Data about app and page elements:
★ ★ ★ ★
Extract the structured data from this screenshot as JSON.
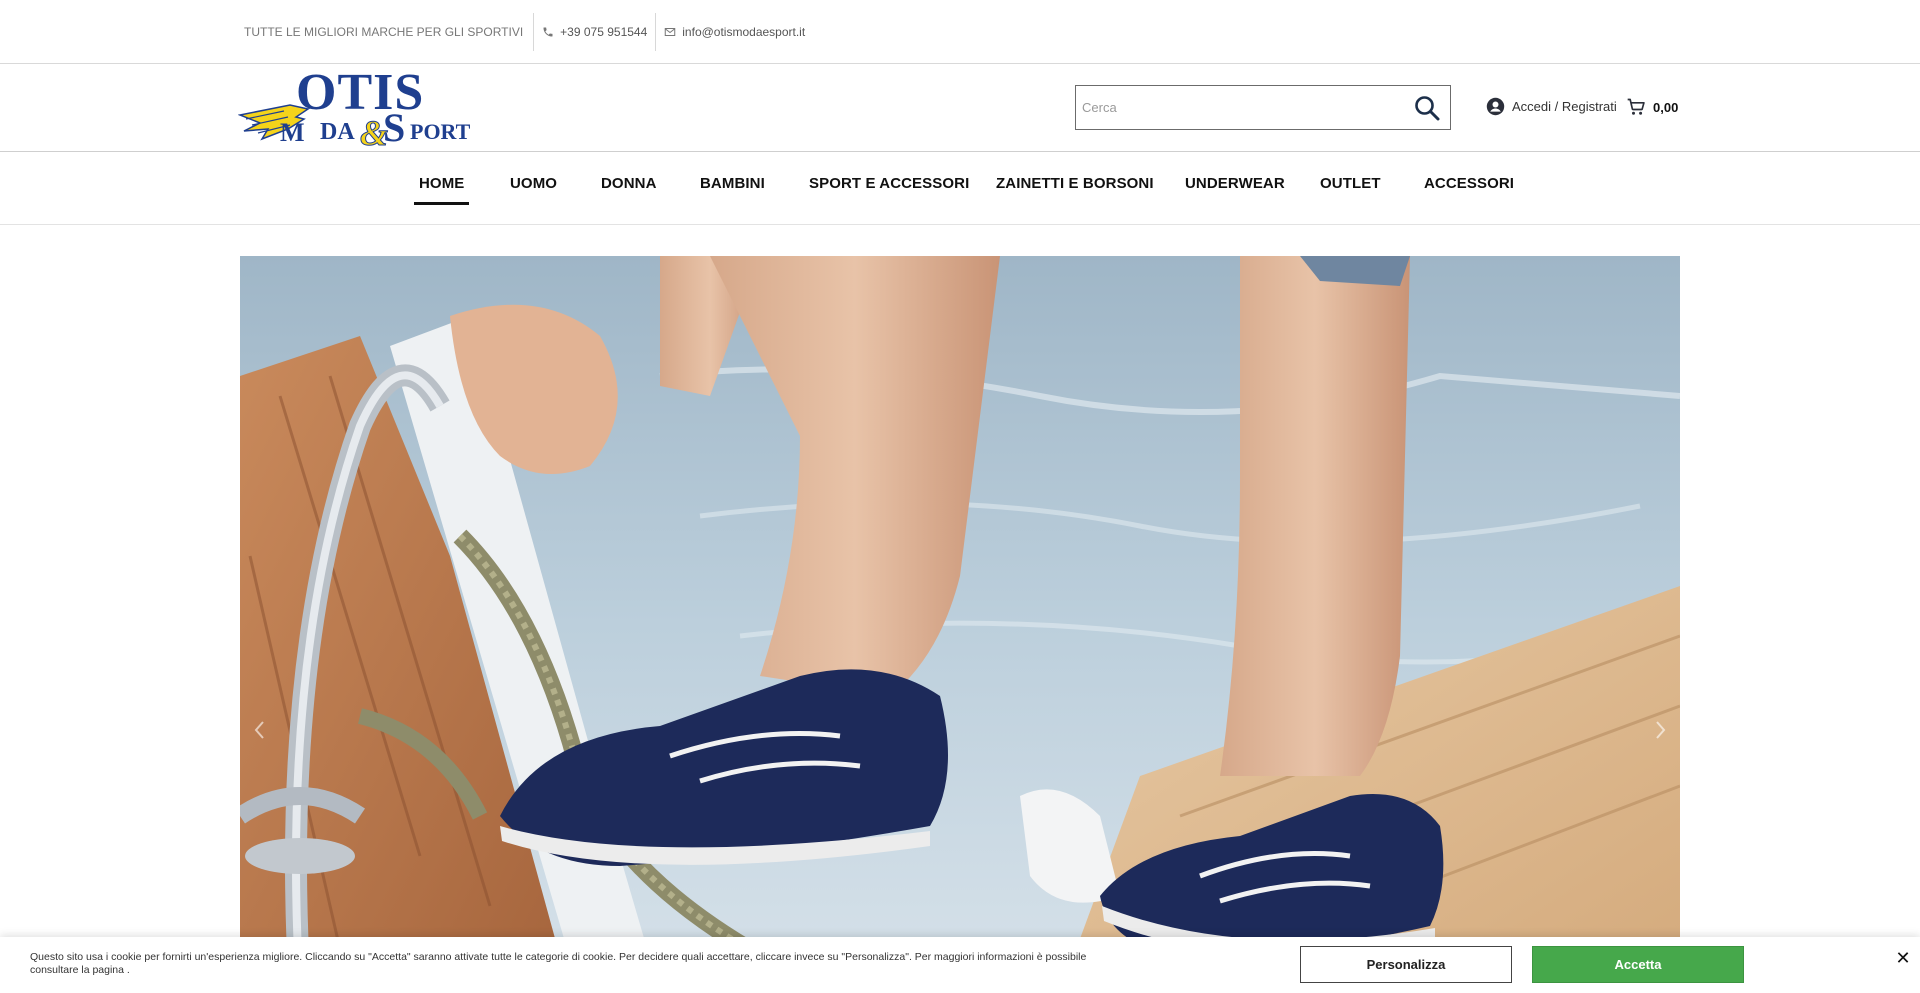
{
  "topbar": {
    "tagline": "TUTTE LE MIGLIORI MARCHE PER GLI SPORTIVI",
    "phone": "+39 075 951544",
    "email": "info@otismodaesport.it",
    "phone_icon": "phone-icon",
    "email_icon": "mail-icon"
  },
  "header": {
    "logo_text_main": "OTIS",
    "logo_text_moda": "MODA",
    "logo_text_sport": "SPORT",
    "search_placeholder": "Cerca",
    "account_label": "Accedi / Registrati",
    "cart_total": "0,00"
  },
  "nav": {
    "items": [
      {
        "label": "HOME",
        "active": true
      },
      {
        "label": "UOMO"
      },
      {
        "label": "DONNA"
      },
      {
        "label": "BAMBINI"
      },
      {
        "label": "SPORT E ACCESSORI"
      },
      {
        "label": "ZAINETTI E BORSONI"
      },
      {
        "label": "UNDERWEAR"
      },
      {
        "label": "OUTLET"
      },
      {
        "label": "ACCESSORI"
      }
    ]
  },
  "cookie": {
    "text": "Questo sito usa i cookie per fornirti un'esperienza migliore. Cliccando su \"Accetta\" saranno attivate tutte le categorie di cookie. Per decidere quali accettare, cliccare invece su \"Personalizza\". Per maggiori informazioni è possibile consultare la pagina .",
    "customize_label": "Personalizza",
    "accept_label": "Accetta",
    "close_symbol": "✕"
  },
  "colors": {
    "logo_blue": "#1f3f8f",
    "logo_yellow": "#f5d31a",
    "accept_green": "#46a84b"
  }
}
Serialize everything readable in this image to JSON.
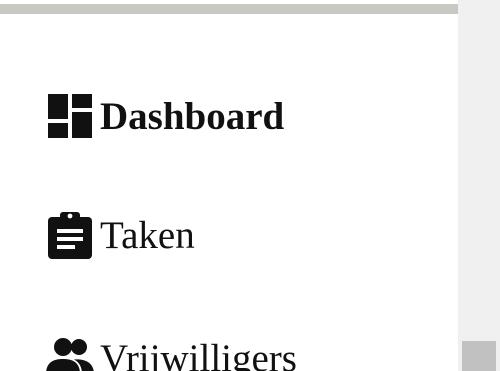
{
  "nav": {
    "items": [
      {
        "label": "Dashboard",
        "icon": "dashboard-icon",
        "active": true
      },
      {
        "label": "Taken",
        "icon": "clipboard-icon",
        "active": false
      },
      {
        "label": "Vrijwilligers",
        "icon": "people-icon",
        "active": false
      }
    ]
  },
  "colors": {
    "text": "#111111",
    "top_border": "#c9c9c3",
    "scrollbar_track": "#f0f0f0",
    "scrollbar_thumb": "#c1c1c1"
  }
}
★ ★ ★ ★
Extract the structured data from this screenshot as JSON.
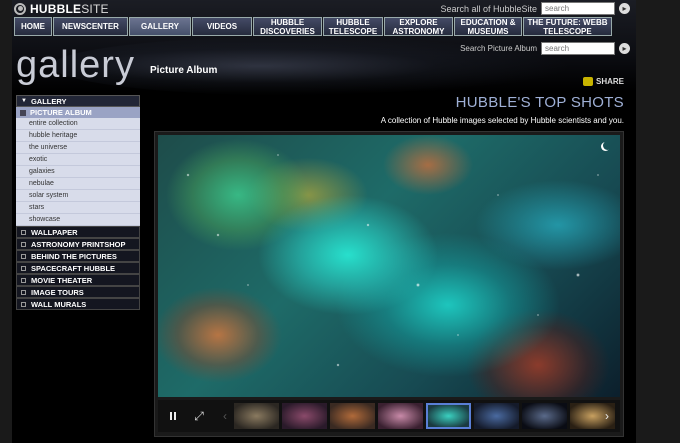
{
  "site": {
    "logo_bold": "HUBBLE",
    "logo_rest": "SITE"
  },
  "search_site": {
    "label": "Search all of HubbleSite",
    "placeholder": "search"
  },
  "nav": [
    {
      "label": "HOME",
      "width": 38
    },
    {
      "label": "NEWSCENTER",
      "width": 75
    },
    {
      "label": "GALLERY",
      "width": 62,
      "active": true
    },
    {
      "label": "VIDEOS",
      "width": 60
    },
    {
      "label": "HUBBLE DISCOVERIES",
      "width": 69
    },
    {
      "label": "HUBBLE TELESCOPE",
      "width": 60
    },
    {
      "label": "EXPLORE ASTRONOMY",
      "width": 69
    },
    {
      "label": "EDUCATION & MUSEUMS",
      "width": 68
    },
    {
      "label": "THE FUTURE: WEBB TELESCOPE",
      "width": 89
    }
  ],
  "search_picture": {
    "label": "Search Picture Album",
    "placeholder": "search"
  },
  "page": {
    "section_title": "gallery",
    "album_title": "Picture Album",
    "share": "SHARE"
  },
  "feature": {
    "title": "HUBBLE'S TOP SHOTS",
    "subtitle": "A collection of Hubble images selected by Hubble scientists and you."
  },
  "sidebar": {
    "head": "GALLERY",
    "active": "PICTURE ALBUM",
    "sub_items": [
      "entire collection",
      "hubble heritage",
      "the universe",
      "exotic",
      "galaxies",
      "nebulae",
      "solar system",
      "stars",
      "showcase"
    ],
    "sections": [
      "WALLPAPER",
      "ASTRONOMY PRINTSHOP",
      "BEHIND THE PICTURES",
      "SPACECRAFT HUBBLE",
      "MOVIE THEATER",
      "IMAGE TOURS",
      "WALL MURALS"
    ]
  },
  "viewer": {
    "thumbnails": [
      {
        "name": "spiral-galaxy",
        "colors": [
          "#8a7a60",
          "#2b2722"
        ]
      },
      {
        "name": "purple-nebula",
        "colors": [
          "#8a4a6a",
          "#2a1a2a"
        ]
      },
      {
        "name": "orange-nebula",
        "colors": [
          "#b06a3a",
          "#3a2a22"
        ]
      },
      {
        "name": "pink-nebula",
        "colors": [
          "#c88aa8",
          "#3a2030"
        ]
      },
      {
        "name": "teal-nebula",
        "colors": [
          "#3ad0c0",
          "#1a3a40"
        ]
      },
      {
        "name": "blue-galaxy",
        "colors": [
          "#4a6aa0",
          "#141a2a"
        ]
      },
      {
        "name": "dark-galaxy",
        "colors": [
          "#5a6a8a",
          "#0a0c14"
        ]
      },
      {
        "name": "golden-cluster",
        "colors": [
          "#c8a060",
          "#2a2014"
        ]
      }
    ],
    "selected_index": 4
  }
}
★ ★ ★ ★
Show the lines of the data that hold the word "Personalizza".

    "text": "Questo sito usa i cookie per fornirti un'esperienza migliore. Cliccando su \"Accetta\" saranno attivate tutte le categorie di cookie. Per decidere quali accettare, cliccare invece su \"Personalizza\". Per maggiori informazioni è possibile consultare la pagina .",
    "customize_label": "Personalizza",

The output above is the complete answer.